Here at Artsweek, we sense your anxiety.

“The Nexus is gone,” you think. “Who’s going to tell me what to think about movies? Should I pay to see Will Smith battle robots? How ’bout Vin Diesel battling aliens? Am I getting tired of Ben Stiller yet? Arrggh!”

There there, dependent readers. A whole slew of other critics are available to shape your opinions while we’re away. Here’s a brief guide to the world of movie reviews.


Some people will go to see a bad movie and later call it “bad.” Others will see a bad movie and call it “a shambles of dud writing and dramatic inconsequence.” For those that prefer this latter approach, the best movie criticism you’ll read this summer comes from NYC.

The critics at the New Yorker and New York Times are like brainy film studies majors. They excel at picking apart movies, sometimes in really interesting ways, but are often too uptight to enjoy stupidity. For example, they trashed “Billy Madison” when it came out. That’s inexcusable. The ostentatious have a way with words, granted, but they’re totally biased toward films that are artsy, independent, old or foreign. I mean, c’mon. Who else likes to watch that junk?


Critics in this category believe movies can alter your mind and possibly damage your soul. This lends them serious enthusiasm. Though most are religious fundamentalists, that doesn’t mean those with different beliefs can’t enjoy their commentary.

They document the exact number of curse words in a movie, the level of alcohol use and the messages certain camera angles convey. They denounced the “South Park” movie with more fury than I thought could be possibly captured in words. They speculate whether some films like “Eternal Sunshine of the Spotless Mind” or “Shrek” undermine the idea of what relationships are supposed to be like. They speak out against philosophy. That’s good stuff, regardless of whether you agree with them or not. A good place to start on this type is

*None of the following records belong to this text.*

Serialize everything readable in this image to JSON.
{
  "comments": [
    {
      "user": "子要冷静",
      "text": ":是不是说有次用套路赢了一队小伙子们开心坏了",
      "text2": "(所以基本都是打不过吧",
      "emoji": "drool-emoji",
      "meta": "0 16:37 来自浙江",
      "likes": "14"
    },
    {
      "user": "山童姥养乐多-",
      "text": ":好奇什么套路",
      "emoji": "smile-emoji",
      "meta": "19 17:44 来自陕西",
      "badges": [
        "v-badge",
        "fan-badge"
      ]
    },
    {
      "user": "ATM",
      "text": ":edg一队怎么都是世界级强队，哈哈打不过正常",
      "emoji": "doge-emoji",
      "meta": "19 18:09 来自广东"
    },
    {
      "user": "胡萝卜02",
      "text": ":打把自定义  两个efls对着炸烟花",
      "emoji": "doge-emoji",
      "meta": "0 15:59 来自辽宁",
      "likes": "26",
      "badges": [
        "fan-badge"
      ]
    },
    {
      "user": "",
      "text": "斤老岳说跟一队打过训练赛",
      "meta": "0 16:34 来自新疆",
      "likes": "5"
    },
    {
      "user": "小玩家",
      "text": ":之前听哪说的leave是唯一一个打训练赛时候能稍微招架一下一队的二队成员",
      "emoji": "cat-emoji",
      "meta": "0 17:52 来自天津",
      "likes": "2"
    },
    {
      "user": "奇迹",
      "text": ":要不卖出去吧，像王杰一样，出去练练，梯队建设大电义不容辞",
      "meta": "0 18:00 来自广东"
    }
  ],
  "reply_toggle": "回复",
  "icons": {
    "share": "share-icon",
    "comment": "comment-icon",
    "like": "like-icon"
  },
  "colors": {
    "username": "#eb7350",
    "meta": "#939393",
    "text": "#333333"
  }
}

You might think movie geeks would fall into the ostentatious category, but you think wrong. The difference lies in enthusiasm. Where professional critics generally keep their cool, even if they strongly like or dislike something, geeks just go off. Some films are like life events to them, and that makes for some zealous reviews. They’ll tell you, without shame, the emotions running through their heads at the prospect of just seeing a certain movie.

Also, the geeky often get their grubby little mitts on advance scripts, screenshots and other movie stuff before anyone. They were circulating the full script to “Kill Bill” months before it came out, and I’ve been seeing pictures from “Spider-Man 2” since November. That’s kind of sweet. The best spot to check these folks out is


When it comes to having a finger on America’s movie-watching pulse and somehow retaining a sense of taste, it doesn’t get any better than Peter Travers of Rolling Stone. Some would say Roger Ebert is a contender in this category, but that thumbs up rating is a joke these days. Travers is about 65 percent accurate. He’ll sometimes put down a good movie, sometimes promote a bad one, but most of his criticism hits the mark.


I’ll end by offering an opinion, just like a critic would. These are a few good movies: “The Royal Tenenbaums,” “Wag the Dog,” “True Lies,” “High Fidelity,” “Catch-22,” “Bottle Rocket,” “Adaptation,” “Dirty Rotten Scoundrels,” “Double Indemnity,” “Batman,” “Heat,” “Enter the Dragon,” “The Ladies Man,” “Groundhog Day” and “Rushmore.”

Have an adequate summer, y’all. Be good.